◆ **Required work**
Below are some records. Pull every line that contains the word "Harmony".

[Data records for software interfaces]
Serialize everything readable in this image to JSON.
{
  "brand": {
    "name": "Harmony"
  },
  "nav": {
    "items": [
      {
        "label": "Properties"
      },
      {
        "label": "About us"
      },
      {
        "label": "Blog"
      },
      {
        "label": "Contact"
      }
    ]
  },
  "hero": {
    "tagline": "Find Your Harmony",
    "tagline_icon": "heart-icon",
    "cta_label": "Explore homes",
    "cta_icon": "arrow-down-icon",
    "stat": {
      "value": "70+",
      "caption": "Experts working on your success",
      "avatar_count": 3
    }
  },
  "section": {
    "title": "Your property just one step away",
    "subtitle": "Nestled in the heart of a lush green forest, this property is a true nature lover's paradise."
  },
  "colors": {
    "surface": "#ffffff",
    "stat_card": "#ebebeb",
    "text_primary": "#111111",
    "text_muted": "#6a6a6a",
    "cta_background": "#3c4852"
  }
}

◆ **Solution to the exercise**
    "name": "Harmony"
    "tagline": "Find Your Harmony",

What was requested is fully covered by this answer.